ACTIVITY: Scan the records for lines with the word "photo", and copy every such line.
◆ ◆ ◆ ◆ ◆ ◆ ◆
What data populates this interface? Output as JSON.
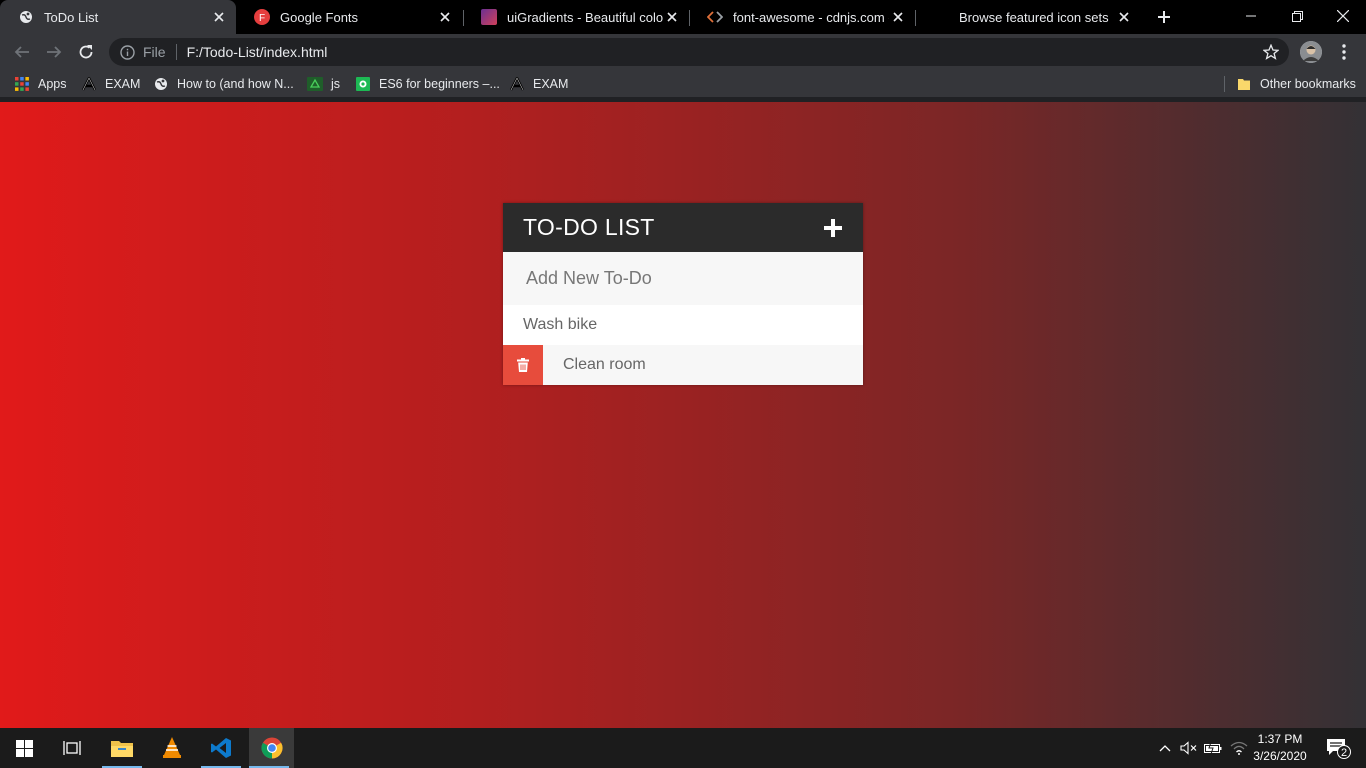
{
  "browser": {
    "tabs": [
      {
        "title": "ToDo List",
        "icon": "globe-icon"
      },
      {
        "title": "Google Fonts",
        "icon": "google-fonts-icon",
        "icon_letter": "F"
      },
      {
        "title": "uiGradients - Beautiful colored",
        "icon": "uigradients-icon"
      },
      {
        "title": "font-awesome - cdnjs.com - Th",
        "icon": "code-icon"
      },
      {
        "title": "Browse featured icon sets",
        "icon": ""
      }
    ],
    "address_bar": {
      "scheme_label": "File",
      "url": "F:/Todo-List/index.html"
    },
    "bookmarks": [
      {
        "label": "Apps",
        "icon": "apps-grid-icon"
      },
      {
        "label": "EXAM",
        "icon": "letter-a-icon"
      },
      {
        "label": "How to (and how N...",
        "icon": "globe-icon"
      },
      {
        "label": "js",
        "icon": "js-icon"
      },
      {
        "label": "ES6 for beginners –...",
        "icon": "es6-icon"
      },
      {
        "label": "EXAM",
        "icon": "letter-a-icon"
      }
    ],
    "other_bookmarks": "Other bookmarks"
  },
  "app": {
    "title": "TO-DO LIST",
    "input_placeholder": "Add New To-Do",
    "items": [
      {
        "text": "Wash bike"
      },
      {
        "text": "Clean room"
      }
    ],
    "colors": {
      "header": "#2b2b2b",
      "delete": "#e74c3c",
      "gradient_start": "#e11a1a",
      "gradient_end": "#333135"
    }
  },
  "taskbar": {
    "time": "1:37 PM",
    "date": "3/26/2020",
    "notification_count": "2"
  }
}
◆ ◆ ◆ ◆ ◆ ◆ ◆
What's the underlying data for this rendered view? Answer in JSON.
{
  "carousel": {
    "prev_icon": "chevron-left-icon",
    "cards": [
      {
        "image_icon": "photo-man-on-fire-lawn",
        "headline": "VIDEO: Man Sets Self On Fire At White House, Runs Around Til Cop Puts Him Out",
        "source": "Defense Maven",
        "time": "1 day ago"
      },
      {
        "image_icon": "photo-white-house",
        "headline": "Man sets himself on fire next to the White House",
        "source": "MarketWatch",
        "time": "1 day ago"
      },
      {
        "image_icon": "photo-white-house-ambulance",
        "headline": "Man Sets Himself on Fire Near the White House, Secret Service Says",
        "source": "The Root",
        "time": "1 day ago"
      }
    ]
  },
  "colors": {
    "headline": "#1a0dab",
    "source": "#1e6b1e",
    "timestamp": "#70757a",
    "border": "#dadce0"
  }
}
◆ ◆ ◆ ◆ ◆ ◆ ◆
TASK RESULT:
        "image_icon": "photo-man-on-fire-lawn",
        "image_icon": "photo-white-house",
        "image_icon": "photo-white-house-ambulance",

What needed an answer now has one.